At the helm of its venture arm, Google swapped the dreamer for the networker.
Friday is the final day for Bill Maris at Google Ventures, now GV, the investment firm he formed in 2009 inside the search giant as it was expanding into unconventional terrain.
To the wider world, Maris pushed those frontiers even further, leading a charge into experimental medicine and biotech. He appeared on a magazine cover behind the words, “Google Wants You to Live Forever.”
His replacement at GV, David Krane, a managing partner and its new CEO, has less public renown.
But Krane is very much a known entity in Silicon Valley — and at Google. As one of its first 100 employees, Krane spent a decade as a top company PR rep, acting as interpreter and gatekeeper for the peculiar founders.
Krane and GV declined to comment for this story.
People describe Krane as a consummate mixer and tireless enthusiast. More critically, entrepreneurs and former colleagues say he has political savvy — a quality that may explain why he was chosen to navigate a multibillion dollar fund inside the Byzantine world of Google parent Alphabet.
“He’s a politician,” said one investor who worked with him.
Unlike Maris, who is drawn to life science companies, Krane does not have a niche. He backs more consumer-focused startups and has an interest in the future of food, but his investments span industries. He is more startup nurturer than VC visionary.
“He’s very energetic.

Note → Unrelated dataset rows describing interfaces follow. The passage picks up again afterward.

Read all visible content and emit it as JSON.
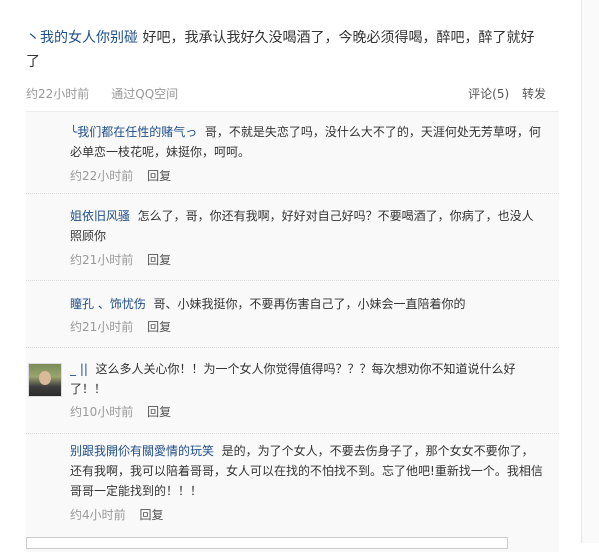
{
  "post": {
    "author": "丶我的女人你别碰",
    "text": "好吧，我承认我好久没喝酒了，今晚必须得喝，醉吧，醉了就好了",
    "time": "约22小时前",
    "source": "通过QQ空间",
    "comment_label": "评论(5)",
    "forward_label": "转发"
  },
  "reply_label": "回复",
  "comments": [
    {
      "author": "╰我们都在任性的赌气っ",
      "text": "哥，不就是失恋了吗，没什么大不了的，天涯何处无芳草呀，何必单恋一枝花呢，妹挺你，呵呵。",
      "time": "约22小时前"
    },
    {
      "author": "姐依旧风骚",
      "text": "怎么了，哥，你还有我啊，好好对自己好吗？不要喝酒了，你病了，也没人照顾你",
      "time": "约21小时前"
    },
    {
      "author": "瞳孔 、饰忧伤",
      "text": "哥、小妹我挺你，不要再伤害自己了，小妹会一直陪着你的",
      "time": "约21小时前"
    },
    {
      "author": "_ ||",
      "text": "这么多人关心你！！为一个女人你觉得值得吗？？？每次想劝你不知道说什么好了！！",
      "time": "约10小时前"
    },
    {
      "author": "别跟我開伱有關愛情的玩笑",
      "text": "是的，为了个女人，不要去伤身子了，那个女女不要你了，还有我啊，我可以陪着哥哥，女人可以在找的不怕找不到。忘了他吧!重新找一个。我相信哥哥一定能找到的！！！",
      "time": "约4小时前"
    }
  ]
}
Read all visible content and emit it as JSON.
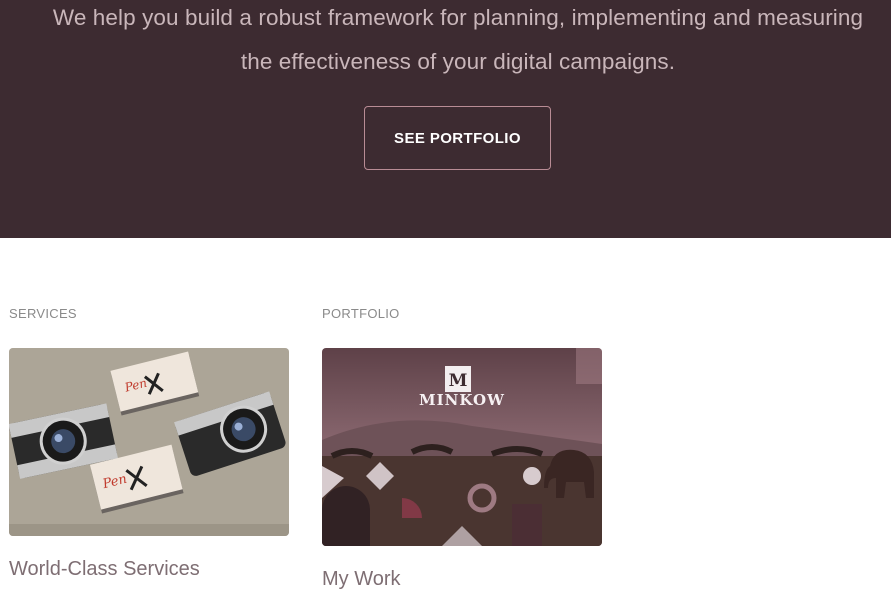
{
  "hero": {
    "line1": "We help you build a robust framework for planning, implementing and measuring",
    "line2": "the effectiveness of your digital campaigns.",
    "button_label": "SEE PORTFOLIO"
  },
  "cards": [
    {
      "label": "SERVICES",
      "title": "World-Class Services",
      "image": "business-cards-cameras-photo"
    },
    {
      "label": "PORTFOLIO",
      "title": "My Work",
      "image": "minkow-safari-collage",
      "logo_text": "MINKOW"
    }
  ],
  "colors": {
    "hero_bg": "#3d2b31",
    "hero_text": "#c9b6ba",
    "button_border": "#b98c95",
    "label_text": "#8a8a8a",
    "title_text": "#7e6e73"
  }
}
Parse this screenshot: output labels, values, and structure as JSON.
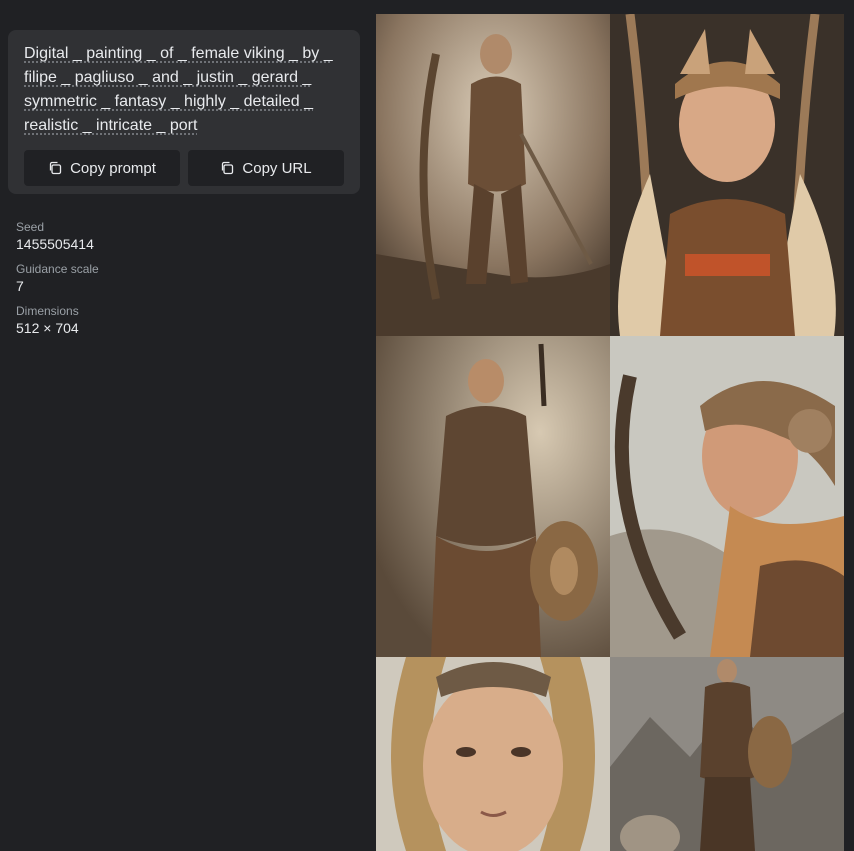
{
  "prompt": {
    "text": "Digital _ painting _ of _ female viking _ by _ filipe _ pagliuso _ and _ justin _ gerard _ symmetric _ fantasy _ highly _ detailed _ realistic _ intricate _ port",
    "copy_prompt_label": "Copy prompt",
    "copy_url_label": "Copy URL"
  },
  "meta": [
    {
      "label": "Seed",
      "value": "1455505414"
    },
    {
      "label": "Guidance scale",
      "value": "7"
    },
    {
      "label": "Dimensions",
      "value": "512 × 704"
    }
  ],
  "colors": {
    "background": "#202124",
    "card": "#303134",
    "button": "#202124",
    "text": "#e8eaed",
    "muted": "#9aa0a6"
  },
  "icons": {
    "copy": "copy-icon"
  }
}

He has a lot of heart,” said Balaji Prabhakar, co-founder of Urban Engines, a transit startup backed by GV. Casting about for a description of Krane, Prabhakar offered his opposite: “Think of Spock.”
Brian Sharples, CEO of HomeAway, another GV company that Krane worked with, said he has “the energy of a human tornado.”
“Above all else,” Sharples went on, “the guy exudes palpable enthusiasm when he believes in an idea or a person or a market opportunity.”
Two market opportunities, in particular, defined Krane’s tenure at GV. He backed and worked closely with Nest, the connected device company that sold to Google, one of GV’s nine* $1 billion-plus exits.
And Krane introduced GV to its tenth. Several sources said he facilitated the meeting between Google’s venture team and Uber, perhaps its most lucrative investment.
Whenever the assertive founders of Nest or Uber would call GV, Krane commanded the firm’s entire resources to address the issues, someone who worked at GV told me.
According to multiple sources, Krane has effectively been running day-to-day operations at the $2.4 billion fund since he became managing partner in 2014. Several portfolio companies we spoke to said they did not foresee any immediate changes with the CEO switch.
Yet the fund’s pace of investment has slowed since 2014, particularly on seed investments.
Krane will now need to determine whether GV accelerates investments and how it remains competitive with other funds, just as the overall financing climate cools. And he will have to play politics well at Alphabet.
It’s not always easy. Nest, which Krane was close to, has had a troubled run under Google so far. Its founder, Tony Fadell, exited earlier this year in a sea of controversy. And the Uber investment is a delicate issue, particularly as the ride-hailing juggernaut moves more into mapping and self-driving cars: Alphabet territory.
Still, others say Krane is well prepared on this diplomatic front.
Sharples, the HomeAway founder, said one of Krane’s first moves as their adviser was to help recruit YouTube CEO Susan Wojcicki to its board. Krane also connected the company with Google’s search team. (Sharples said he never received “special treatment” there, but that the proximity was “hugely helpful.”)
Krane works regularly with Airtime, the video chat app from early Facebook exec Sean Parker. “I expect a lot of the stuff David wants to put his stamp on has already been in the works,” said Daniel Klaus, Airtime’s president.
Additional reporting by Kurt Wagner
* An earlier version of this article said that GV had six exits over $1 billion, citing CB Insights data. Apparently GV includes those companies that exceed a $1 billion market capitalization in their first year of being public, giving GV nine of those companies.
This article originally appeared on Recode.net.